=== Begin Enclosure ===
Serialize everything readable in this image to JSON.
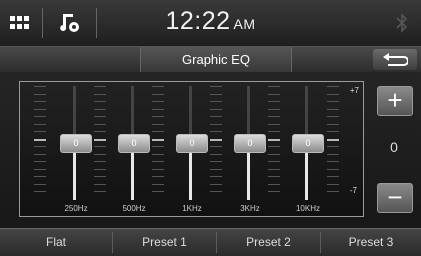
{
  "status": {
    "time": "12:22",
    "ampm": "AM"
  },
  "header": {
    "title": "Graphic EQ"
  },
  "eq": {
    "bands": [
      {
        "freq": "250Hz",
        "value": "0"
      },
      {
        "freq": "500Hz",
        "value": "0"
      },
      {
        "freq": "1KHz",
        "value": "0"
      },
      {
        "freq": "3KHz",
        "value": "0"
      },
      {
        "freq": "10KHz",
        "value": "0"
      }
    ],
    "scale_max": "+7",
    "scale_min": "-7"
  },
  "side": {
    "plus": "+",
    "minus": "−",
    "value": "0"
  },
  "presets": [
    "Flat",
    "Preset 1",
    "Preset 2",
    "Preset 3"
  ],
  "colors": {
    "accent": "#ffffff",
    "bg": "#1a1a1a"
  }
}
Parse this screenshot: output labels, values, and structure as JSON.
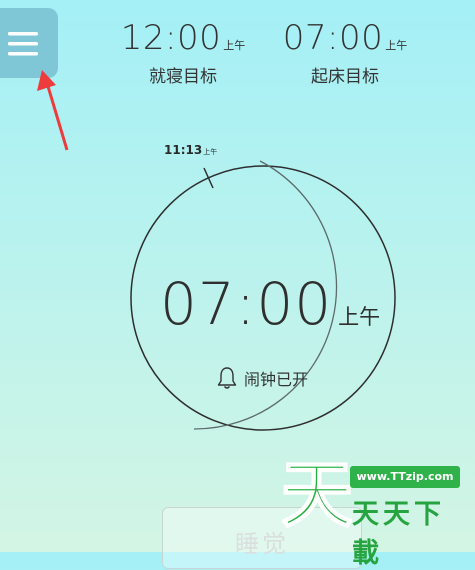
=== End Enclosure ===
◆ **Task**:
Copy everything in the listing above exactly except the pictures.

◆ **Answer**:
Serialize everything readable in this image to JSON.
{
  "status": {
    "time": "12:22",
    "ampm": "AM"
  },
  "header": {
    "title": "Graphic EQ"
  },
  "eq": {
    "bands": [
      {
        "freq": "250Hz",
        "value": "0"
      },
      {
        "freq": "500Hz",
        "value": "0"
      },
      {
        "freq": "1KHz",
        "value": "0"
      },
      {
        "freq": "3KHz",
        "value": "0"
      },
      {
        "freq": "10KHz",
        "value": "0"
      }
    ],
    "scale_max": "+7",
    "scale_min": "-7"
  },
  "side": {
    "plus": "+",
    "minus": "−",
    "value": "0"
  },
  "presets": [
    "Flat",
    "Preset 1",
    "Preset 2",
    "Preset 3"
  ],
  "colors": {
    "accent": "#ffffff",
    "bg": "#1a1a1a"
  }
}
Parse this screenshot: output labels, values, and structure as JSON.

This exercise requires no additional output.